[Dataset excerpts]
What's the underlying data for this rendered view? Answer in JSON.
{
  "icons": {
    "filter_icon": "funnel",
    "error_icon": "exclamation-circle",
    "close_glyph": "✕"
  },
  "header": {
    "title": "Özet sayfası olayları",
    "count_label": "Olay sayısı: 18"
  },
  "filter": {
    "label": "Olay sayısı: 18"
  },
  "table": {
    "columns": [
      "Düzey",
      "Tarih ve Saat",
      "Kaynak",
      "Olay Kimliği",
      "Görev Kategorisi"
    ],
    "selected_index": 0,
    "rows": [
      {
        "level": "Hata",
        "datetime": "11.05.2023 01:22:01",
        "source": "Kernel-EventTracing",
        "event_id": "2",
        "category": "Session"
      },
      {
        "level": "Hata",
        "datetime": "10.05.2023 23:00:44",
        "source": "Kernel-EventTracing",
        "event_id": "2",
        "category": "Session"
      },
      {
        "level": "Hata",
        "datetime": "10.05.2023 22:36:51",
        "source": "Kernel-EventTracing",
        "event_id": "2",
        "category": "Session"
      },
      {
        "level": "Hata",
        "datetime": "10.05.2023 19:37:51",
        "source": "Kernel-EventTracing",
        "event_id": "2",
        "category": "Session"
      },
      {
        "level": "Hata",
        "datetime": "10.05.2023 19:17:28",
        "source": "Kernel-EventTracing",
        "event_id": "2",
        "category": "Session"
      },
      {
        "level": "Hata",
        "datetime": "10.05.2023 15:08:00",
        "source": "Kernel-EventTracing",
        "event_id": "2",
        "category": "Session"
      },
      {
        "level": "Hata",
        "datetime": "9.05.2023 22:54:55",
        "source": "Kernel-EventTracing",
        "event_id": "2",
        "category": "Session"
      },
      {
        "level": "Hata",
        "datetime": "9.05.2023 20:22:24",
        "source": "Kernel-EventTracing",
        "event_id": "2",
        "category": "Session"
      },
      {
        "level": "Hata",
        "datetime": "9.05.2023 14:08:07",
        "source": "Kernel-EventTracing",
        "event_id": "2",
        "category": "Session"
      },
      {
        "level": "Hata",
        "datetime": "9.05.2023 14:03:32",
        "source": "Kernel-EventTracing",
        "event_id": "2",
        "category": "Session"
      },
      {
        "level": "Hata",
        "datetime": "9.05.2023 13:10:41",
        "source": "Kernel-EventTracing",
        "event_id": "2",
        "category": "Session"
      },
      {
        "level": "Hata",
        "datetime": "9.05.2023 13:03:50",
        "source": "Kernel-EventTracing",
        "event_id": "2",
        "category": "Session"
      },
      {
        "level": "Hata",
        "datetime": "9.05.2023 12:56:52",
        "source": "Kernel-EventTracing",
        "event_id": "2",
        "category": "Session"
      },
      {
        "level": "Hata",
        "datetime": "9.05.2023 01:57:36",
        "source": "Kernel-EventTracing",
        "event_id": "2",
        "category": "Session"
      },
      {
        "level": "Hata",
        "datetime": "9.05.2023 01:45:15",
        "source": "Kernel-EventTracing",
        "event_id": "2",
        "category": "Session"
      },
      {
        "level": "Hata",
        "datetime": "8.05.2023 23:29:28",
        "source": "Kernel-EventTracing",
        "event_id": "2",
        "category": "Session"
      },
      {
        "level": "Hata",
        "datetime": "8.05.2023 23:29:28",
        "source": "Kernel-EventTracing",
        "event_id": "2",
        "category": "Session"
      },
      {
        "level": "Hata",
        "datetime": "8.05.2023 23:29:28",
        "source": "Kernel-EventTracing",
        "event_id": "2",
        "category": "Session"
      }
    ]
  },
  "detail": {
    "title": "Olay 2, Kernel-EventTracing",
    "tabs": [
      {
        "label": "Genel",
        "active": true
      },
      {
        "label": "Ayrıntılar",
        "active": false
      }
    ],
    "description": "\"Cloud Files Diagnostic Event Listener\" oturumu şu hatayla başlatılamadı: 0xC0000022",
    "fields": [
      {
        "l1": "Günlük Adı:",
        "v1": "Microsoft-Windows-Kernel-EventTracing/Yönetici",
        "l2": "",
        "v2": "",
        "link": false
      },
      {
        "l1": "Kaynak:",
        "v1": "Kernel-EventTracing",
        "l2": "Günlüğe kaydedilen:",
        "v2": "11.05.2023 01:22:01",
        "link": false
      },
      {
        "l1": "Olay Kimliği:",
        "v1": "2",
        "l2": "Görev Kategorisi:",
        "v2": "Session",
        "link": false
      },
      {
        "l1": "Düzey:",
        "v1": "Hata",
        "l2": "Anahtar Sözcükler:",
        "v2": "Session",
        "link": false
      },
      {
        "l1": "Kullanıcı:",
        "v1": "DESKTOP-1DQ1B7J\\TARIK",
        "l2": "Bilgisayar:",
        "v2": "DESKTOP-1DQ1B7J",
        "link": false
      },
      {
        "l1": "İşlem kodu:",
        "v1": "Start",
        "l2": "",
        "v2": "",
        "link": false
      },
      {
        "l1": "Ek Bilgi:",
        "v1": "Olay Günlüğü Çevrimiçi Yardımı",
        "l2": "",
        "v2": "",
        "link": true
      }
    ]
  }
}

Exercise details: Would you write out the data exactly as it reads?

Answer to this task:
What's the underlying data for this rendered view? Answer in JSON.
{
  "icons": {
    "filter_icon": "funnel",
    "error_icon": "exclamation-circle",
    "close_glyph": "✕"
  },
  "header": {
    "title": "Özet sayfası olayları",
    "count_label": "Olay sayısı: 18"
  },
  "filter": {
    "label": "Olay sayısı: 18"
  },
  "table": {
    "columns": [
      "Düzey",
      "Tarih ve Saat",
      "Kaynak",
      "Olay Kimliği",
      "Görev Kategorisi"
    ],
    "selected_index": 0,
    "rows": [
      {
        "level": "Hata",
        "datetime": "11.05.2023 01:22:01",
        "source": "Kernel-EventTracing",
        "event_id": "2",
        "category": "Session"
      },
      {
        "level": "Hata",
        "datetime": "10.05.2023 23:00:44",
        "source": "Kernel-EventTracing",
        "event_id": "2",
        "category": "Session"
      },
      {
        "level": "Hata",
        "datetime": "10.05.2023 22:36:51",
        "source": "Kernel-EventTracing",
        "event_id": "2",
        "category": "Session"
      },
      {
        "level": "Hata",
        "datetime": "10.05.2023 19:37:51",
        "source": "Kernel-EventTracing",
        "event_id": "2",
        "category": "Session"
      },
      {
        "level": "Hata",
        "datetime": "10.05.2023 19:17:28",
        "source": "Kernel-EventTracing",
        "event_id": "2",
        "category": "Session"
      },
      {
        "level": "Hata",
        "datetime": "10.05.2023 15:08:00",
        "source": "Kernel-EventTracing",
        "event_id": "2",
        "category": "Session"
      },
      {
        "level": "Hata",
        "datetime": "9.05.2023 22:54:55",
        "source": "Kernel-EventTracing",
        "event_id": "2",
        "category": "Session"
      },
      {
        "level": "Hata",
        "datetime": "9.05.2023 20:22:24",
        "source": "Kernel-EventTracing",
        "event_id": "2",
        "category": "Session"
      },
      {
        "level": "Hata",
        "datetime": "9.05.2023 14:08:07",
        "source": "Kernel-EventTracing",
        "event_id": "2",
        "category": "Session"
      },
      {
        "level": "Hata",
        "datetime": "9.05.2023 14:03:32",
        "source": "Kernel-EventTracing",
        "event_id": "2",
        "category": "Session"
      },
      {
        "level": "Hata",
        "datetime": "9.05.2023 13:10:41",
        "source": "Kernel-EventTracing",
        "event_id": "2",
        "category": "Session"
      },
      {
        "level": "Hata",
        "datetime": "9.05.2023 13:03:50",
        "source": "Kernel-EventTracing",
        "event_id": "2",
        "category": "Session"
      },
      {
        "level": "Hata",
        "datetime": "9.05.2023 12:56:52",
        "source": "Kernel-EventTracing",
        "event_id": "2",
        "category": "Session"
      },
      {
        "level": "Hata",
        "datetime": "9.05.2023 01:57:36",
        "source": "Kernel-EventTracing",
        "event_id": "2",
        "category": "Session"
      },
      {
        "level": "Hata",
        "datetime": "9.05.2023 01:45:15",
        "source": "Kernel-EventTracing",
        "event_id": "2",
        "category": "Session"
      },
      {
        "level": "Hata",
        "datetime": "8.05.2023 23:29:28",
        "source": "Kernel-EventTracing",
        "event_id": "2",
        "category": "Session"
      },
      {
        "level": "Hata",
        "datetime": "8.05.2023 23:29:28",
        "source": "Kernel-EventTracing",
        "event_id": "2",
        "category": "Session"
      },
      {
        "level": "Hata",
        "datetime": "8.05.2023 23:29:28",
        "source": "Kernel-EventTracing",
        "event_id": "2",
        "category": "Session"
      }
    ]
  },
  "detail": {
    "title": "Olay 2, Kernel-EventTracing",
    "tabs": [
      {
        "label": "Genel",
        "active": true
      },
      {
        "label": "Ayrıntılar",
        "active": false
      }
    ],
    "description": "\"Cloud Files Diagnostic Event Listener\" oturumu şu hatayla başlatılamadı: 0xC0000022",
    "fields": [
      {
        "l1": "Günlük Adı:",
        "v1": "Microsoft-Windows-Kernel-EventTracing/Yönetici",
        "l2": "",
        "v2": "",
        "link": false
      },
      {
        "l1": "Kaynak:",
        "v1": "Kernel-EventTracing",
        "l2": "Günlüğe kaydedilen:",
        "v2": "11.05.2023 01:22:01",
        "link": false
      },
      {
        "l1": "Olay Kimliği:",
        "v1": "2",
        "l2": "Görev Kategorisi:",
        "v2": "Session",
        "link": false
      },
      {
        "l1": "Düzey:",
        "v1": "Hata",
        "l2": "Anahtar Sözcükler:",
        "v2": "Session",
        "link": false
      },
      {
        "l1": "Kullanıcı:",
        "v1": "DESKTOP-1DQ1B7J\\TARIK",
        "l2": "Bilgisayar:",
        "v2": "DESKTOP-1DQ1B7J",
        "link": false
      },
      {
        "l1": "İşlem kodu:",
        "v1": "Start",
        "l2": "",
        "v2": "",
        "link": false
      },
      {
        "l1": "Ek Bilgi:",
        "v1": "Olay Günlüğü Çevrimiçi Yardımı",
        "l2": "",
        "v2": "",
        "link": true
      }
    ]
  }
}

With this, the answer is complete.